RECORDS SUPPLIED:
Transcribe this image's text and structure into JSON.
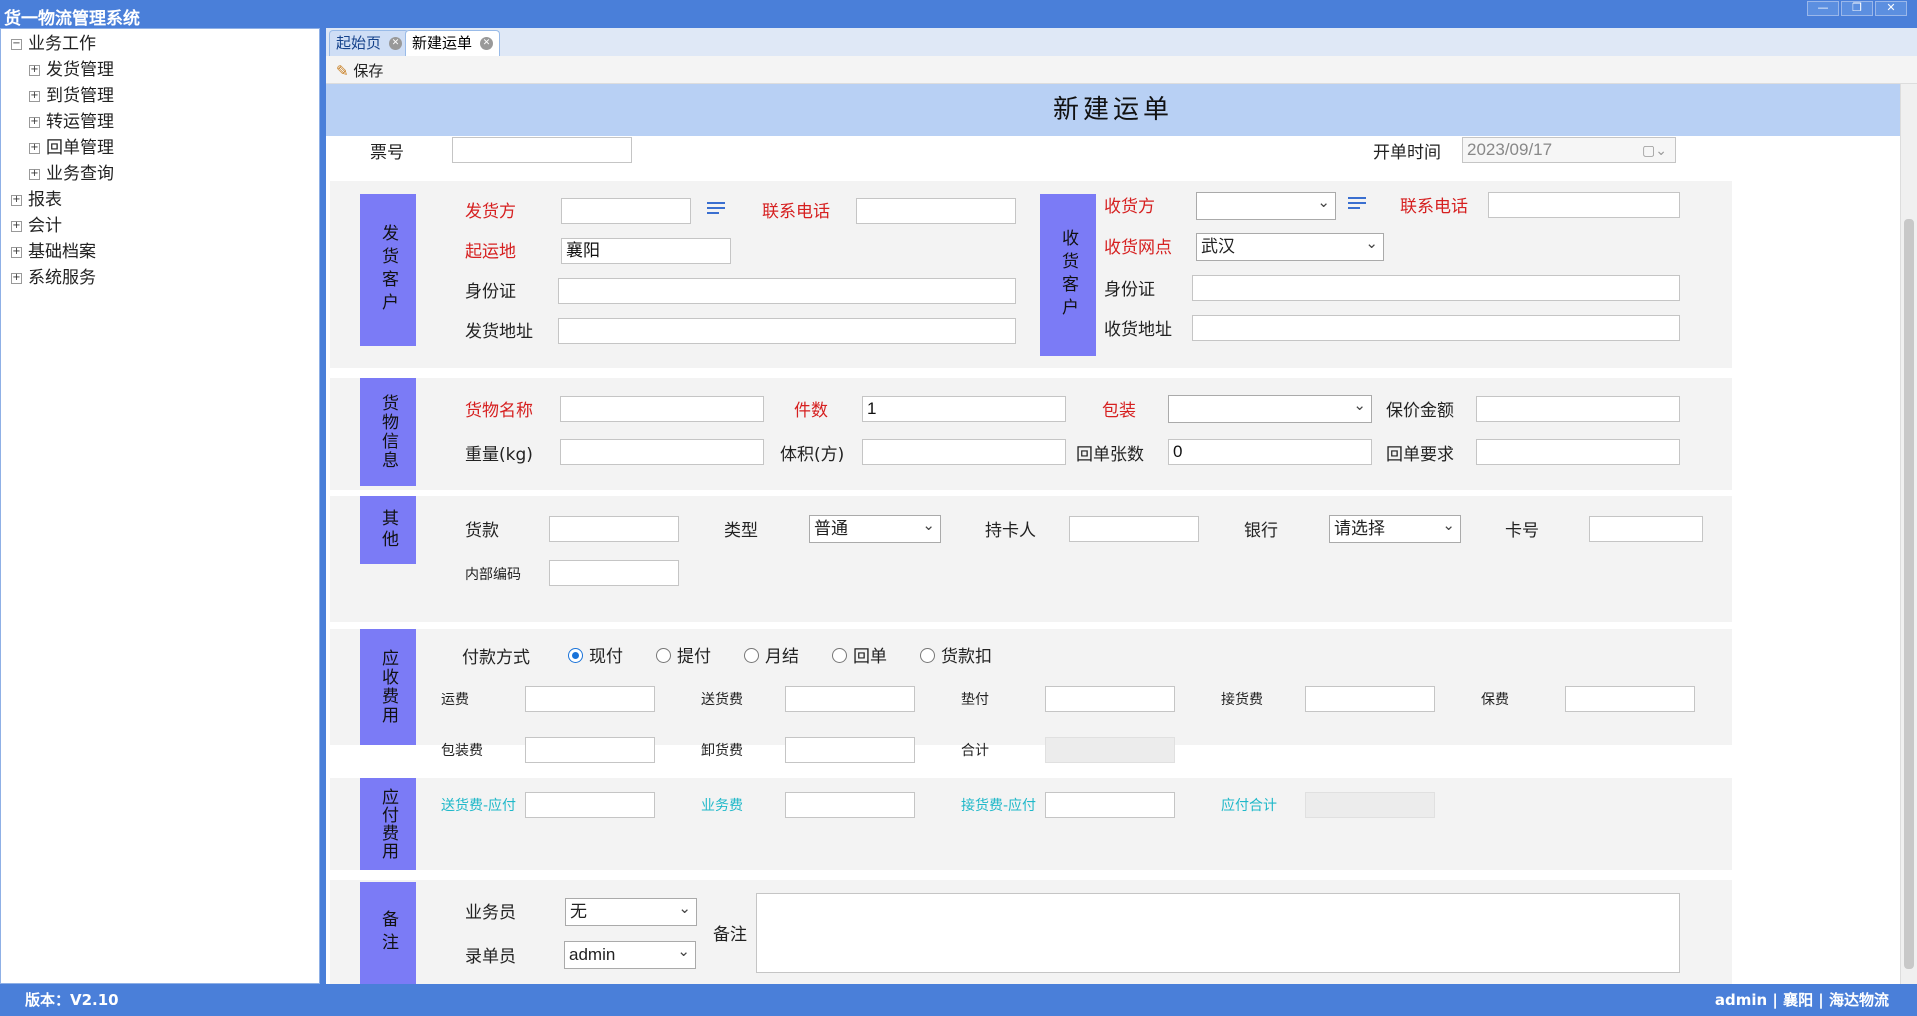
{
  "app": {
    "title": "货一物流管理系统"
  },
  "window_buttons": {
    "min": "—",
    "restore": "❐",
    "close": "✕"
  },
  "tree": {
    "root": "业务工作",
    "children": [
      "发货管理",
      "到货管理",
      "转运管理",
      "回单管理",
      "业务查询"
    ],
    "others": [
      "报表",
      "会计",
      "基础档案",
      "系统服务"
    ]
  },
  "tabs": [
    {
      "label": "起始页"
    },
    {
      "label": "新建运单"
    }
  ],
  "toolbar": {
    "save_label": "保存"
  },
  "form": {
    "title": "新建运单",
    "ticket_label": "票号",
    "ticket_value": "",
    "open_time_label": "开单时间",
    "open_time_value": "2023/09/17",
    "sender": {
      "section": "发货客户",
      "shipper_label": "发货方",
      "phone_label": "联系电话",
      "origin_label": "起运地",
      "origin_value": "襄阳",
      "id_label": "身份证",
      "address_label": "发货地址"
    },
    "receiver": {
      "section": "收货客户",
      "consignee_label": "收货方",
      "phone_label": "联系电话",
      "outlet_label": "收货网点",
      "outlet_value": "武汉",
      "id_label": "身份证",
      "address_label": "收货地址"
    },
    "goods": {
      "section": "货物信息",
      "name_label": "货物名称",
      "count_label": "件数",
      "count_value": "1",
      "pack_label": "包装",
      "insured_label": "保价金额",
      "weight_label": "重量(kg)",
      "volume_label": "体积(方)",
      "receipts_label": "回单张数",
      "receipts_value": "0",
      "receipt_req_label": "回单要求"
    },
    "other": {
      "section": "其他",
      "payment_label": "货款",
      "type_label": "类型",
      "type_value": "普通",
      "holder_label": "持卡人",
      "bank_label": "银行",
      "bank_value": "请选择",
      "card_label": "卡号",
      "internal_code_label": "内部编码"
    },
    "receivable": {
      "section": "应收费用",
      "pay_method_label": "付款方式",
      "options": [
        "现付",
        "提付",
        "月结",
        "回单",
        "货款扣"
      ],
      "selected": "现付",
      "freight_label": "运费",
      "delivery_label": "送货费",
      "advance_label": "垫付",
      "pickup_label": "接货费",
      "insurance_label": "保费",
      "packing_label": "包装费",
      "unload_label": "卸货费",
      "total_label": "合计"
    },
    "payable": {
      "section": "应付费用",
      "delivery_pay_label": "送货费-应付",
      "business_fee_label": "业务费",
      "pickup_pay_label": "接货费-应付",
      "total_label": "应付合计"
    },
    "notes": {
      "section": "备注",
      "salesman_label": "业务员",
      "salesman_value": "无",
      "clerk_label": "录单员",
      "clerk_value": "admin",
      "remark_label": "备注"
    }
  },
  "status": {
    "version": "版本：V2.10",
    "user_info": "admin | 襄阳 | 海达物流"
  }
}
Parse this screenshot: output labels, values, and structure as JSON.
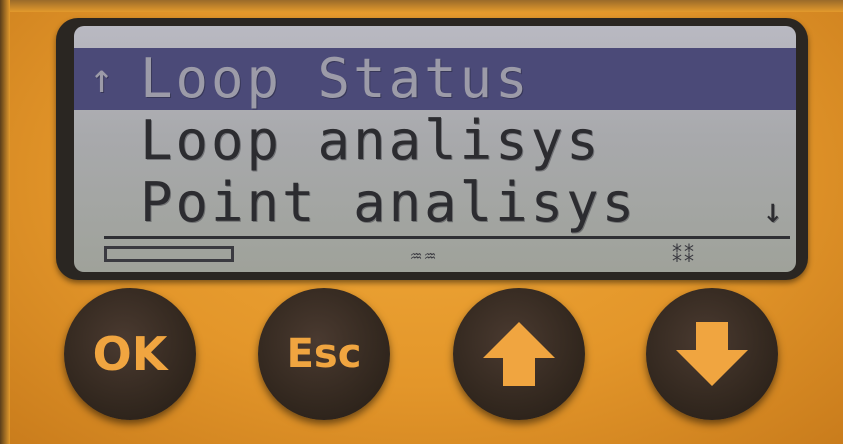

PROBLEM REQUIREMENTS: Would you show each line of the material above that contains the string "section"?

PROBLEM SOLUTION:
      "section": "发货客户",
      "section": "收货客户",
      "section": "货物信息",
      "section": "其他",
      "section": "应收费用",
      "section": "应付费用",
      "section": "备注",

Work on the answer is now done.